The whisky was created by Master Distiller Chris Morris and Master Taster Jackie Zykan and was inspired by an old recipe for Normandy rye, a brand Brown-Forman acquired in 1940, according to the release.
And for those wondering if it has any relation with Woodford Reserve’s rye whisky, it does not. The two have completely separate mash bills, Old Forester being 65 percent rye, 20 percent barley and 15 percent corn.
The whisky will be bottled at a respectable 100 proof.
Insider received a sample of the new whisky, and our immediate reaction was “spice bomb.” It has the peppery, textured notes of Old Forester, yet it packs a punch that’ll stand up well in standard cocktails like the Old Fashioned and Manhattan. We also tasted some bitter chocolate and spicy cinnamon notes as well, making it just as likely it’ll be enjoyed neat. —Sara Havens
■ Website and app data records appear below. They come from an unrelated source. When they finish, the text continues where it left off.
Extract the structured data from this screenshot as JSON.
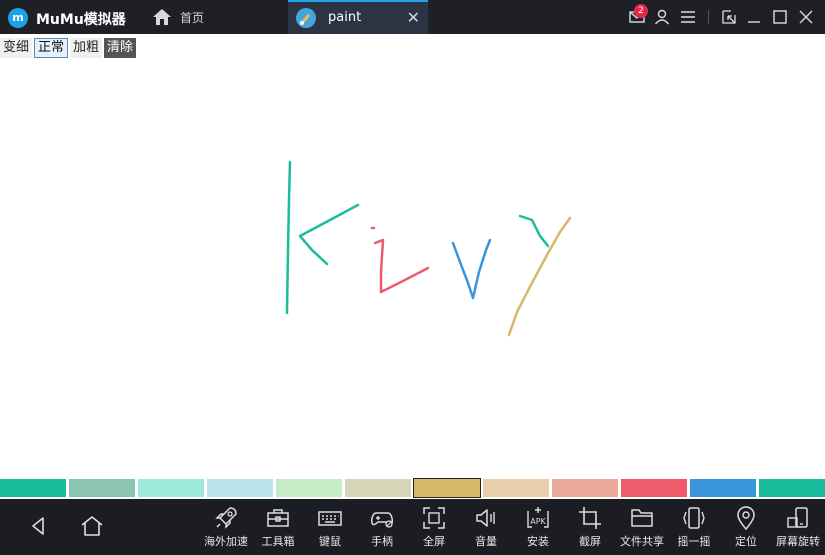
{
  "app": {
    "title": "MuMu模拟器",
    "logo_text": "m"
  },
  "tabs": [
    {
      "label": "首页",
      "icon": "home-icon"
    },
    {
      "label": "paint",
      "icon": "paint-app-icon",
      "active": true
    }
  ],
  "window": {
    "notification_count": "2"
  },
  "buttons": [
    {
      "label": "变细",
      "state": "normal"
    },
    {
      "label": "正常",
      "state": "selected"
    },
    {
      "label": "加粗",
      "state": "normal"
    },
    {
      "label": "清除",
      "state": "dark"
    }
  ],
  "palette": {
    "colors": [
      "#1abc9c",
      "#8cc4b4",
      "#9fe8dc",
      "#bde3ea",
      "#c6ecc6",
      "#d7d6b8",
      "#d5b86a",
      "#e8ceaa",
      "#e9aa9c",
      "#ee5c6c",
      "#3996dc",
      "#1abc9c"
    ],
    "selected_index": 6
  },
  "drawing": {
    "strokes": [
      {
        "color": "#1abc9c"
      },
      {
        "color": "#1abc9c"
      },
      {
        "color": "#ee5c6c"
      },
      {
        "color": "#3996dc"
      },
      {
        "color": "#1abc9c"
      },
      {
        "color": "#d5b86a"
      }
    ]
  },
  "toolbar": {
    "items": [
      {
        "label": "海外加速",
        "icon": "rocket-icon"
      },
      {
        "label": "工具箱",
        "icon": "toolbox-icon"
      },
      {
        "label": "键鼠",
        "icon": "keyboard-icon"
      },
      {
        "label": "手柄",
        "icon": "gamepad-icon"
      },
      {
        "label": "全屏",
        "icon": "fullscreen-icon"
      },
      {
        "label": "音量",
        "icon": "volume-icon"
      },
      {
        "label": "安装",
        "icon": "apk-install-icon"
      },
      {
        "label": "截屏",
        "icon": "crop-icon"
      },
      {
        "label": "文件共享",
        "icon": "folder-icon"
      },
      {
        "label": "摇一摇",
        "icon": "shake-icon"
      },
      {
        "label": "定位",
        "icon": "location-icon"
      },
      {
        "label": "屏幕旋转",
        "icon": "rotate-icon"
      }
    ]
  }
}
Ballotin Whiskey rolls out a new flavor: Chocolate Cherry Whiskey Cream (!)
If a spicy rye isn’t your cup of tea, then perhaps you’ll enjoy this new release from the folks of Ballotin Chocolate Whiskey — the Chocolate Cherry Whiskey Cream. This is the fifth flavor they’ve released, and it also marks the first cream-based liqueur for the local company.
The product is a blend of craft chocolate, cream and whiskey, and it’s bottled at 34 proof. As a liqueur, it can be added to a variety of cocktails — a news release contained four recipes for a Black Cherry Russian, a Cherry Bomb, a Cherry Chocolatini and a Grasshopper Cream — or just sipped neat.
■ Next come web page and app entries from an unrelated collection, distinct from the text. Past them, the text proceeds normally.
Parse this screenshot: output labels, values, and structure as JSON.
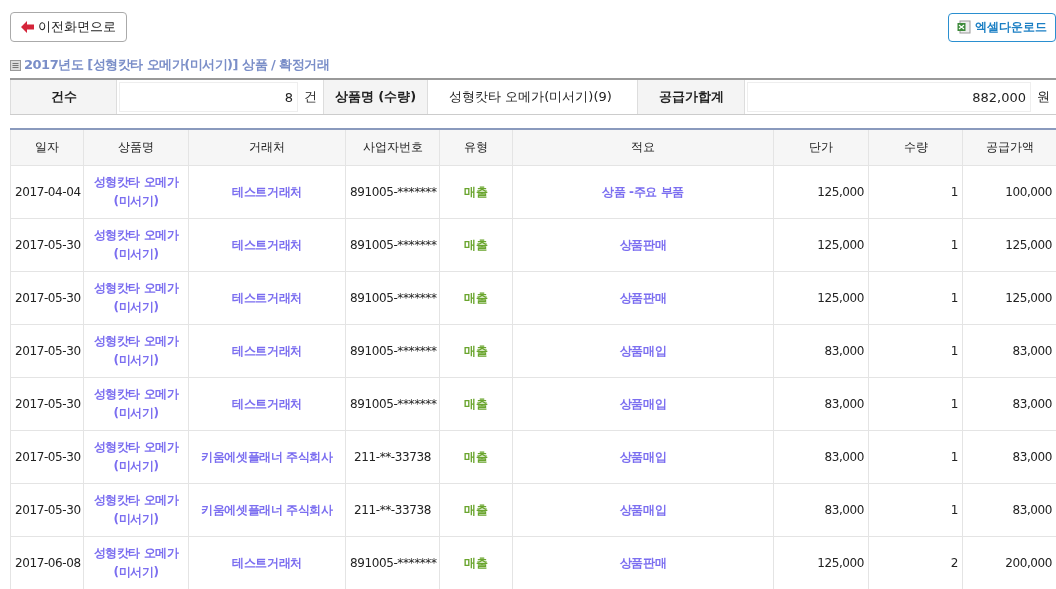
{
  "back_button": "이전화면으로",
  "excel_button": "엑셀다운로드",
  "title": "2017년도 [성형캇타 오메가(미서기)] 상품 / 확정거래",
  "summary": {
    "count_label": "건수",
    "count": "8",
    "count_unit": "건",
    "product_label": "상품명 (수량)",
    "product": "성형캇타 오메가(미서기)(9)",
    "total_label": "공급가합계",
    "total": "882,000",
    "total_unit": "원"
  },
  "table": {
    "columns": [
      "일자",
      "상품명",
      "거래처",
      "사업자번호",
      "유형",
      "적요",
      "단가",
      "수량",
      "공급가액"
    ],
    "rows": [
      [
        "2017-04-04",
        "성형캇타 오메가(미서기)",
        "테스트거래처",
        "891005-*******",
        "매출",
        "상품 -주요 부품",
        "125,000",
        "1",
        "100,000"
      ],
      [
        "2017-05-30",
        "성형캇타 오메가(미서기)",
        "테스트거래처",
        "891005-*******",
        "매출",
        "상품판매",
        "125,000",
        "1",
        "125,000"
      ],
      [
        "2017-05-30",
        "성형캇타 오메가(미서기)",
        "테스트거래처",
        "891005-*******",
        "매출",
        "상품판매",
        "125,000",
        "1",
        "125,000"
      ],
      [
        "2017-05-30",
        "성형캇타 오메가(미서기)",
        "테스트거래처",
        "891005-*******",
        "매출",
        "상품매입",
        "83,000",
        "1",
        "83,000"
      ],
      [
        "2017-05-30",
        "성형캇타 오메가(미서기)",
        "테스트거래처",
        "891005-*******",
        "매출",
        "상품매입",
        "83,000",
        "1",
        "83,000"
      ],
      [
        "2017-05-30",
        "성형캇타 오메가(미서기)",
        "키움에셋플래너 주식회사",
        "211-**-33738",
        "매출",
        "상품매입",
        "83,000",
        "1",
        "83,000"
      ],
      [
        "2017-05-30",
        "성형캇타 오메가(미서기)",
        "키움에셋플래너 주식회사",
        "211-**-33738",
        "매출",
        "상품매입",
        "83,000",
        "1",
        "83,000"
      ],
      [
        "2017-06-08",
        "성형캇타 오메가(미서기)",
        "테스트거래처",
        "891005-*******",
        "매출",
        "상품판매",
        "125,000",
        "2",
        "200,000"
      ]
    ]
  }
}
In fact, when a sample was shared with the Insider newsroom, a majority of the tasters said they’d enjoy sipping this as a dessert. The cherry flavor is kept to a subtle note, as the chocolate and whiskey are the clear stars of this show. It could also be a fine addition to a cup of coffee or even a Coke.
Chocolate Cherry Whiskey Cream joins Ballotin’s family of chocolate whiskeys, including Bourbon Ball, Caramel Turtle, Chocolate Mint and Original Chocolate. It should hit area liquor stores by Valentine’s Day, and it retails for $19.99. —Sara Havens
Ben Ruiz, the former CEO of Adhawks Advertising and Public Relations Agency, has joined millennial-owned and minority-owned marketing agency Haaylo Media. Ruiz has worked with clients including GE, Toyota, Humana, Brown-Forman, Fifth Third Bank and other prominent brands.
Dean Dorton Allen Ford has added Tom Buetow and David Dick, formerly of CPA and advisory firm BLD, PLLC. Buetow, Dick and BLD’s dozen other employees joined Dean Dorton effective Jan. 1.
Humana has named Dr. William Shrank its new chief medical officer. The appointment is effective April 1. Shrank will succeed Dr. Roy A. Beveridge, who is retiring.